Helene Hardy Pierce counts herself among the lucky ones whose mentors truly made a difference over the course of her career. She expresses enthusiasm over the initiative and the “boundless future” for women in the commercial roofing industry. She knows women involved in all aspects, from manufacturing to sales and technical support, from estimators, to crew members, to roofing company owners.
“I think many of the women who have been successful in this industry had a mentor who took them under their wing and provided them with very good guidance. This Women in Roofing Initiative provides structure to what has never been structured before. It is a wonderful opportunity for women,” says Hardy Pierce, whose career has taken her from fledgling engineer to Vice President of Technical Service, Codes, and Industry Relations at GAF.
A 2012 survey reveals that women feel uncomfortable to seek mentors. 63% report never having had one. And yet research shows that women benefit greatly from mentor relationships, particularly when those mentors are women.
Steve Little has mentored a number of up-and-coming bright lights in the commercial roofing industry over the years. He was listening carefully the day Heidi Ellsworth shared her vision of the Women in Roofing Initiative. Ellsworth had watched as the Young Contractors Council grew from its initial 30 members to this year’s healthy 120 members. The casual conversations that led to new ideas, advice, and future collaborations inspired her to request women form their own association. She had shared the idea with several other people, to no avail. In Little, though, Heidi found a champion. She and Shari Carlozzi, National Sales Manager, Hapco Inc., will serve as the initiative’s co-chairs.
“What a great guy. Steve truly brings a level of integrity and professionalism to this industry. He actually started the Young Contractors Council. You need someone like that with the vision to believe in it and make it happen. We just needed a foot in the door. We’ll take it from here,” says Ellsworth.
Advice To The Young And Intrigued
“Roofing is a wonderful field. So much of my family is in it now. But really, it chose me. I was sole support for my family for a time. This industry has truly helped me in my life. There are so many opportunities for women here. I have learned so much. One of my greatest lessons has been that it is not what I am say, but how I say it that matters,” says Jayne Williams, who holds the titles Chief Financial Officer and Safety Officer for KPOST Company, as well as board member of Roof PAC. Williams relishes the idea of mentoring women new to the field.
Hardy Pierce agrees, “The roofing industry has provided me a wonderful career where, female or male, people are respected for their knowledge and opinions. This is not new and exciting like the dotcom buildup. It is not aviation, or computers, or nanotech, but every single day you have the opportunity to help someone. Because we all need shelter. You will never be a has-been or stuck in a dying industry. There is always a need for shelter. This industry has been very kind to me.”
Attend The MRCA Women In Roofing Initiative Kickoff Meeting this Week
The Women In Roofing Initiative debuts this week, offering women in the field the opportunity to shape the industry’s future. The mentoring, networking and educational opportunities promise to make the membership a meaningful one.
“I hope the roofing industry will discover exactly how many women are out there.
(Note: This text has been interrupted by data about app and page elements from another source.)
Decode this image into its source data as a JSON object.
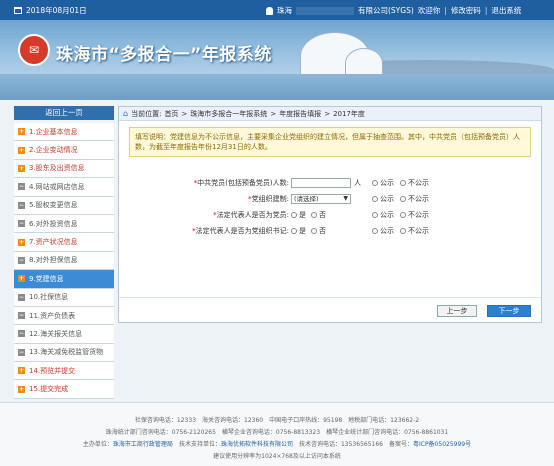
{
  "topbar": {
    "date": "2018年08月01日",
    "user_prefix": "珠海",
    "user_suffix": "有限公司(SYGS)",
    "welcome": "欢迎你",
    "change_password": "修改密码",
    "logout": "退出系统"
  },
  "banner": {
    "title": "珠海市“多报合一”年报系统"
  },
  "sidebar": {
    "back_label": "返回上一页",
    "items": [
      {
        "label": "1.企业基本信息",
        "state": "done"
      },
      {
        "label": "2.企业变动情况",
        "state": "done"
      },
      {
        "label": "3.股东及出资信息",
        "state": "done"
      },
      {
        "label": "4.网站或网店信息",
        "state": "todo"
      },
      {
        "label": "5.股权变更信息",
        "state": "todo"
      },
      {
        "label": "6.对外投资信息",
        "state": "todo"
      },
      {
        "label": "7.资产状况信息",
        "state": "done"
      },
      {
        "label": "8.对外担保信息",
        "state": "todo"
      },
      {
        "label": "9.党建信息",
        "state": "active"
      },
      {
        "label": "10.社保信息",
        "state": "todo"
      },
      {
        "label": "11.资产负债表",
        "state": "todo"
      },
      {
        "label": "12.海关报关信息",
        "state": "todo"
      },
      {
        "label": "13.海关减免税监管货物",
        "state": "todo"
      },
      {
        "label": "14.预览并提交",
        "state": "done"
      },
      {
        "label": "15.提交完成",
        "state": "done"
      }
    ]
  },
  "breadcrumb": {
    "prefix": "当前位置:",
    "items": [
      "首页",
      "珠海市多报合一年报系统",
      "年度报告填报",
      "2017年度"
    ]
  },
  "notice": "填写说明：党建信息为不公示信息，主要采集企业党组织的建立情况，但属于抽查范围。其中，中共党员（包括预备党员）人数，为截至年度报告年份12月31日的人数。",
  "form": {
    "rows": [
      {
        "label": "中共党员(包括预备党员)人数:",
        "control": "input",
        "unit": "人",
        "value": ""
      },
      {
        "label": "党组织建制:",
        "control": "select",
        "value": "(请选择)"
      },
      {
        "label": "法定代表人是否为党员:",
        "control": "yesno",
        "yes": "是",
        "no": "否"
      },
      {
        "label": "法定代表人是否为党组织书记:",
        "control": "yesno",
        "yes": "是",
        "no": "否"
      }
    ],
    "public_label": "公示",
    "private_label": "不公示"
  },
  "buttons": {
    "prev": "上一步",
    "next": "下一步"
  },
  "footer": {
    "line1": "社保咨询电话：12333　海关咨询电话：12360　中国电子口岸热线：95198　地税部门电话：123662-2",
    "line2": "珠海统计部门咨询电话：0756-2120265　横琴企业咨询电话：0756-8813323　横琴企业统计部门咨询电话：0756-8861031",
    "line3_a": "主办单位：",
    "line3_b": "珠海市工商行政管理局",
    "line3_c": "技术支持单位：",
    "line3_d": "珠海优拓软件科技有限公司",
    "line3_e": "技术咨询电话：13536565166　备案号：",
    "line3_f": "粤ICP备05025999号",
    "line4": "建议使用分辨率为1024×768及以上访问本系统"
  }
}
We can join together here and show that we really are becoming a huge part of the field,” says Williams, who, with the other visionaries, is waiting at the table, boldly offering seats to any woman who dreams of propelling herself forward.
“Little victories lead to bigger ones. It doesn’t have to be magnificent with that first one, but a little victory is a victory. And this is a start for us. We will see where it goes,” says Carlozzi.
As Sandberg might say, “Lean in, friends. This is your time.”